Statue of Brynner in presence of his birthplace in Vladivostok Brynner died of lung cancer on October 10, 1985, at New York Hospital at the age of 65. [ 54 ] [ 55 ] Brynner was buried in the grounds of the Saint-Michel-de-Bois-Aubry Orthodox monastery, near Luzé, between Tours and Poitiers in France. [ 56 ]

Anti-smoking campaign [edit ]

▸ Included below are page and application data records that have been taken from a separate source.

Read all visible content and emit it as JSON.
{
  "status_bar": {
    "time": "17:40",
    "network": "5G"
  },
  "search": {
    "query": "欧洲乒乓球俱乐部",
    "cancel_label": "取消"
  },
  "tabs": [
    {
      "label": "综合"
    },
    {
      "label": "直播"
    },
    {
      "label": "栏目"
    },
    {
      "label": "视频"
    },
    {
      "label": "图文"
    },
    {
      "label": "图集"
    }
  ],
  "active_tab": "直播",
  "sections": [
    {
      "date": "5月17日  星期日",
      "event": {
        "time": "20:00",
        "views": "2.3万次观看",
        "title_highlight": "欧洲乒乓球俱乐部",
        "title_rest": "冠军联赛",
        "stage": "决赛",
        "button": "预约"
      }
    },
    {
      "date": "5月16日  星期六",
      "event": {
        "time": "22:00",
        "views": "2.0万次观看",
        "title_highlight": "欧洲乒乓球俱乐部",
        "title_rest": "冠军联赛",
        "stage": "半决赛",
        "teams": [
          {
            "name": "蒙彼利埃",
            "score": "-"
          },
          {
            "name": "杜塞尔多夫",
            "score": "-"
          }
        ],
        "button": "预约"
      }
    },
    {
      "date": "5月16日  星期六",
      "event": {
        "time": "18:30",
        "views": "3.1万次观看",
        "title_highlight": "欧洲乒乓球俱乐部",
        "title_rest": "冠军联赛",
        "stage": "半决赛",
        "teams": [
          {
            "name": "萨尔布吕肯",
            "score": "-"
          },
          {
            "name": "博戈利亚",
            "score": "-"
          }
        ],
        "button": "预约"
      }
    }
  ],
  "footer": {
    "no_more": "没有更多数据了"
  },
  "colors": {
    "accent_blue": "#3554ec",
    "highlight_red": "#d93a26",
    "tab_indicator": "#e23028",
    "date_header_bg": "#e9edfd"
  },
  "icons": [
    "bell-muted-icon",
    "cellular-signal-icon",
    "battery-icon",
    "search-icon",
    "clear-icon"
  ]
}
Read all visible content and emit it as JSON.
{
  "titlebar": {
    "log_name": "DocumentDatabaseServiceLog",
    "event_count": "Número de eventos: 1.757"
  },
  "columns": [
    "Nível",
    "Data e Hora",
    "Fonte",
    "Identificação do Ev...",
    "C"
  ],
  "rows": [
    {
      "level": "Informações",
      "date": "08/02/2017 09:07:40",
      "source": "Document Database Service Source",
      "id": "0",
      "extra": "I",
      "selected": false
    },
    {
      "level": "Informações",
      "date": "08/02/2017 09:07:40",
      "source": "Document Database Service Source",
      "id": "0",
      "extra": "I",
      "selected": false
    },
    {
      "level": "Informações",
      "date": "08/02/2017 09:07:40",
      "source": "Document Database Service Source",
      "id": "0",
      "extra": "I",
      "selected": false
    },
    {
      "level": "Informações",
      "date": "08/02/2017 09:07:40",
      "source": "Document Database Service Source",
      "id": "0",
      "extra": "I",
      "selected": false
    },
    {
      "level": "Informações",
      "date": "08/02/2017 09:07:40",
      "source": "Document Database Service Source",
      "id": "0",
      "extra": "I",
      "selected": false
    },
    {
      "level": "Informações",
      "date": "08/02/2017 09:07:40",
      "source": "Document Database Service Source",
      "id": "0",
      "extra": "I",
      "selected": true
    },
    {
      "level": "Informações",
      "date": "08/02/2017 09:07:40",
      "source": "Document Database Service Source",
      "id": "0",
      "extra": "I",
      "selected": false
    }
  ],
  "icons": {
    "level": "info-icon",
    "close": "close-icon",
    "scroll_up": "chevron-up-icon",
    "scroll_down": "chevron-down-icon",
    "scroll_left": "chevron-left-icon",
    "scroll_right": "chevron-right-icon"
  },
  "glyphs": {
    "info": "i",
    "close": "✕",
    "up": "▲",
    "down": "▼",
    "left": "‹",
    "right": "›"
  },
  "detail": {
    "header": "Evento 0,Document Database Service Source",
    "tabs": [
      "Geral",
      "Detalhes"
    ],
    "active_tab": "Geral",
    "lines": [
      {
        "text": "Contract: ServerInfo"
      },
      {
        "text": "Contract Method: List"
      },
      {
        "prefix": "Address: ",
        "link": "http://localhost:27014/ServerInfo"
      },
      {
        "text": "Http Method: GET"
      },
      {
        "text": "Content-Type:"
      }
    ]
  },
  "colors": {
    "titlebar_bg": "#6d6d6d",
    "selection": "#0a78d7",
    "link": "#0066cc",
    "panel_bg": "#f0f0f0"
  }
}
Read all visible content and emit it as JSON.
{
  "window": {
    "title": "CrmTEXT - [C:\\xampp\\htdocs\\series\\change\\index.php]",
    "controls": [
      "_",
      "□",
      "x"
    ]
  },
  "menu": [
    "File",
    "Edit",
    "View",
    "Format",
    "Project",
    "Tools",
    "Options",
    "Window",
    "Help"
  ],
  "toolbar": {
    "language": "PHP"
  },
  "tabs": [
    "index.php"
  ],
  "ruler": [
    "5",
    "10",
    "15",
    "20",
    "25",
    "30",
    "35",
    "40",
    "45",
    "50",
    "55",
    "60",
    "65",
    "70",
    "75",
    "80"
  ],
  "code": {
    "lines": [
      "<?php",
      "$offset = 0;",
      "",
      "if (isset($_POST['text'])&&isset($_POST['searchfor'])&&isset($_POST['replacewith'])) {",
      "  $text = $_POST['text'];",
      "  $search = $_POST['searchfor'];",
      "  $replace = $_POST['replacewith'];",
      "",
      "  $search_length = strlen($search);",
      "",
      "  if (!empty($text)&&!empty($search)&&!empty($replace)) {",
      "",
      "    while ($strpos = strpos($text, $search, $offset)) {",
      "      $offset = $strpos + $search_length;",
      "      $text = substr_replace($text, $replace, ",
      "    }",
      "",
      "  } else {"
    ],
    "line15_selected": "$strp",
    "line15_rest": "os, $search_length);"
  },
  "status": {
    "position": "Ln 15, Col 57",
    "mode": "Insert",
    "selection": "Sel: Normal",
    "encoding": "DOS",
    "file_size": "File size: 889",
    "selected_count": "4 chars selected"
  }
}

anterior to his death, with the aid of the american Cancer Society, Brynner created a public serve announcement using a clip from the Good Morning America interview. A few days after his death, it premiered on all major US television receiver networks and in other countries. Brynner used the announcement to express his desire to make an anti-smoking commercial after discovering he had cancer, and that his death was at hand. He then looked directly into the camera for 30 seconds and said, “ now that I ‘m gone, I tell you : Do n’t smoke. Whatever you do, good do n’t smoke. If I could take back that smoking, we would n’t be talking about any cancer. I ‘m convinced of that. ” His year of parturition, in one interpretation of the commercial, was incorrectly given as 1915. [ 57 ]

memorial [edit ]

On September 28, 2012, a 2.4-m-tall statue was inaugurated at Yul Brynner Park, in battlefront of the home where he was born at Aleutskaya St. No. 15 in Vladivostok, Russia. Created by local anesthetic sculptor Alexei Bokiy, the memorial was carved in granite from China. The grounds for the park were donated by the city of Vladivostok, which besides paid extra costs. Vladivostok Mayor Igor Pushkariov, US Consul General Sylvia Curran, and Yul ‘s son, Rock Brynner, participated in the ceremony, along with hundreds of local residents. [ 58 ]

Awards [edit ]

Filmography [edit ]

short subjects :

  • On Location with Westworld (1973)
  • Lost to the Revolution (1980) (narrator)

Box agency rank [edit ]

At the stature of his career, Brynner was voted by exhibitors as among the most popular stars at the corner office :

  • 1956 – 21st (US)
  • 1957 – 10th (US), 10th (UK)
  • 1958 – 8th (US)
  • 1959 – 24th (US)
  • 1960 – 23rd (US)

choice stage cultivate [edit ]

References [edit ]

far reading [edit ]

  • Capua, Michelangelo (2006). Yul Brynner: A Biography. McFarland. ISBN 0-7864-2461-3.

Read more: David Prowse